Monday, July 13, 2009

Summer reading. . .

Hope everyone's summer is going well and you've found some great reads to dip into, preferably by a lake, on an airplane to somewhere exotic, or just under a shady tree in the backyard. If we tend to have less book reviews on the blog at this time, well, to be honest, we're tired. If there is any "down" time in the book industry, it may just be these few slim weeks in July and at least in my case, there are a lot of fun activities out there competing with my reading time. I'm out on my bike every chance I get, and spending many of my evenings at the Cinematheque watching clever French New Wave films. And this is a great time to catch up on reading other publishers' books. And the classics.

Still, I haven't been entirely idle and have just posted my summer 09 reading picks. You can access them here. Some of the books won't be available until August, but you can put your holds on them now and have them to hand for the Labour Day weekend (sorry, shouldn't have mentioned the "l-word"). Happy summer reading.

Sunday, July 12, 2009

Sunburst Shortlist announced. . .

And the shortlist for the Sunburst Award for Canadian Literature of the Fantastic has been announced. There are categories for both adult and YA novels and in addition to the shortlists, the jurors have also listed several honourable mentions. Lots of great reading suggestions for your fantasy lovers. You can see the full lists here. The winners will be announced in September.

In Praise of Cycling. . .

It's Tour de France time again, and I'm up at the crack of dawn every weekend to watch it live on the internet (rooting for Bradley Wiggins and Alberto Contador this year). Biking has become a bit of an obsession with me this summer ever since I acquired my latest baby a few months ago - a Dahon foldable bike. I have the Speed D7 model and I absolutely love it. You can see in the photo above how compact it is when folded - perfect for my tiny apartment hallway, and despite the small wheels, it goes surprisingly quickly and the seven gears easily allow me to tackle hills (albeit slowly). I'm trying to do the 40km of my roundtrip work commute at least once a week.

Now I wear sports gear and change at work, but a friend of mine (thanks Ron!) who is a serious cyclist, sent me this link to the annual Brompton (another foldable bike company) World Championships, taking place near Blenheim Palace, not far from Oxford. It's a 13km race open to both sexes - the fun part is that there's a dress code! Blazer, shirt and tie are mandatory. I think I've just added another item to my bucket list.

Ron also points me to The Bicycle Diaries by David Byrne (of Talking Heads fame) coming this fall. It chronicles his adventures and thoughts as he cycles around the world's greatest cities - seated on his foldable bike. I'll definitely be reading this one.
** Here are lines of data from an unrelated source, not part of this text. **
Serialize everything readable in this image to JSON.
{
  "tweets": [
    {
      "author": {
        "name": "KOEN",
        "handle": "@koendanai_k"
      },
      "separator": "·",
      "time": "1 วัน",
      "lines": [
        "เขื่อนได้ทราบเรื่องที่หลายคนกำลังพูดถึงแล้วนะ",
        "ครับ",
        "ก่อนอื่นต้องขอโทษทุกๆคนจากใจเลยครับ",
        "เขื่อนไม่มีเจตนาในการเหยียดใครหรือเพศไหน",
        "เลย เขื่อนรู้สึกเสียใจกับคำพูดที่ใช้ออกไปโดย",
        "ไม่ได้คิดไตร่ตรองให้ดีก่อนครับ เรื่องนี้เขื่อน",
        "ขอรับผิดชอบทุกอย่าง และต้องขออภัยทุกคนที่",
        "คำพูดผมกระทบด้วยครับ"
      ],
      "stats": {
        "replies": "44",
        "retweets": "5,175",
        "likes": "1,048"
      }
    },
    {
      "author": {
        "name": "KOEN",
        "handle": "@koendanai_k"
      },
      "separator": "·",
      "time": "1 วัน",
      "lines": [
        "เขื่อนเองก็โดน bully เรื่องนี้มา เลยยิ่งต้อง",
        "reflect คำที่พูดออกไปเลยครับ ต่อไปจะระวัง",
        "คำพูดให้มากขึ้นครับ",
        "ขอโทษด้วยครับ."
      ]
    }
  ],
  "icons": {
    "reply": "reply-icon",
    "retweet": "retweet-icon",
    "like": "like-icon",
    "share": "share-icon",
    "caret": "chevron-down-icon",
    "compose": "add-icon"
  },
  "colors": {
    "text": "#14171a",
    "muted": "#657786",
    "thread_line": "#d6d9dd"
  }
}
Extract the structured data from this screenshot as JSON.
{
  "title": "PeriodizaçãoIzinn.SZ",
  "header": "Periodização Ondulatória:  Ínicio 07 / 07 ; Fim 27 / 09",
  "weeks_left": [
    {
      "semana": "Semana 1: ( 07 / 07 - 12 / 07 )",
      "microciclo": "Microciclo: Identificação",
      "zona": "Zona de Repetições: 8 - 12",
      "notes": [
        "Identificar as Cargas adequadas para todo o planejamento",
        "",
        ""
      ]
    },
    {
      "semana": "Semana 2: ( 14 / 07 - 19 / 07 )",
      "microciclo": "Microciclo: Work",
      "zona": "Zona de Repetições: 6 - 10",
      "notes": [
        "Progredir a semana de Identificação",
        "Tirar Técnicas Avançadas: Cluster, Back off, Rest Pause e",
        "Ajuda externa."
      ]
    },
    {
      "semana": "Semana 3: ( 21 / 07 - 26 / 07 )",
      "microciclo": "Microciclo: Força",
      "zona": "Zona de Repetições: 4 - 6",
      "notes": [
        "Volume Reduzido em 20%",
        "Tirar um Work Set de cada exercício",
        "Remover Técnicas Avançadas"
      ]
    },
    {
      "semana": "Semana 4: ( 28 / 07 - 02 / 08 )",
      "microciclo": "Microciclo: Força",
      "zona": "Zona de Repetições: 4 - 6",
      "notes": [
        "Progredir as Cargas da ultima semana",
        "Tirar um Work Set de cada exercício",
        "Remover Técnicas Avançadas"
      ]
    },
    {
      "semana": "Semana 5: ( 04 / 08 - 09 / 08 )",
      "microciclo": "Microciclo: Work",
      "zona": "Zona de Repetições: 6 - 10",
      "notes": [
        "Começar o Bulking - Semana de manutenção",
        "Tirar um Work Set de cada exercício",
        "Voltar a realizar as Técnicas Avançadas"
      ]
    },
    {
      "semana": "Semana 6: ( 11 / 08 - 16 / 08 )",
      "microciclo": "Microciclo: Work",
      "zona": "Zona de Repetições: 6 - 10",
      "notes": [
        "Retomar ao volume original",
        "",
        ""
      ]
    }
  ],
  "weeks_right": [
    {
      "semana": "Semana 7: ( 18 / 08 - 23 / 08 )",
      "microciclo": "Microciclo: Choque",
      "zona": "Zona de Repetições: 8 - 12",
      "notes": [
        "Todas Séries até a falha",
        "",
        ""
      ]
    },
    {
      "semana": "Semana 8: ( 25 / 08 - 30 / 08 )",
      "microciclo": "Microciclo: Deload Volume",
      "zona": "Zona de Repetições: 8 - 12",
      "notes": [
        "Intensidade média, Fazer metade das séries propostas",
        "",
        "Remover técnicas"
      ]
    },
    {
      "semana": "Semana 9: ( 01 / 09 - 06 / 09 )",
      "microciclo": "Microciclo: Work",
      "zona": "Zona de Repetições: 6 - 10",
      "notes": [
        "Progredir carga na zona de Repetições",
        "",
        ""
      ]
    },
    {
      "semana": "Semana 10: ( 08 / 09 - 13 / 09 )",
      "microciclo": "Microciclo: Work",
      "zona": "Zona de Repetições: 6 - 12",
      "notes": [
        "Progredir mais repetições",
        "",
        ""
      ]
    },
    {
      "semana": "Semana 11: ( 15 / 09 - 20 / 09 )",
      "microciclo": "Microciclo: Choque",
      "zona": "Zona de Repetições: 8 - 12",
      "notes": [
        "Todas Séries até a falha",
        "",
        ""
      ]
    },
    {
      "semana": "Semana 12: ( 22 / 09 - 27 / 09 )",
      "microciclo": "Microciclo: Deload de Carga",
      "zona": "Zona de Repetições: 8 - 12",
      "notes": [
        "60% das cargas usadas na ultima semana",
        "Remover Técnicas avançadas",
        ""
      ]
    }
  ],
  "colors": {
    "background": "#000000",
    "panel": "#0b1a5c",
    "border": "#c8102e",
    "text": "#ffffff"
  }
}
Thursday, July 9, 2009

Win a trip to Antarctica. . .

This is a very cool contest (worth about $25,000) open to Canadian teachers and professors (except in Quebec). The winner will join author and environmentalist Robert Swan on his November trip to Antarctica. To enter, you need to write a 500 word essay on why you want to go and how you would incorporate what you learn on the trip into your classroom. You have until September 4th to enter. You can find all the details and entry forms here.
Swan has personally walked across Antarctica and he is passionate about promoting the continent's preservation against the perils of climate change. His new book, Antarctica 2041: My Quest to Save the Earth's Last Wilderness will be published in October.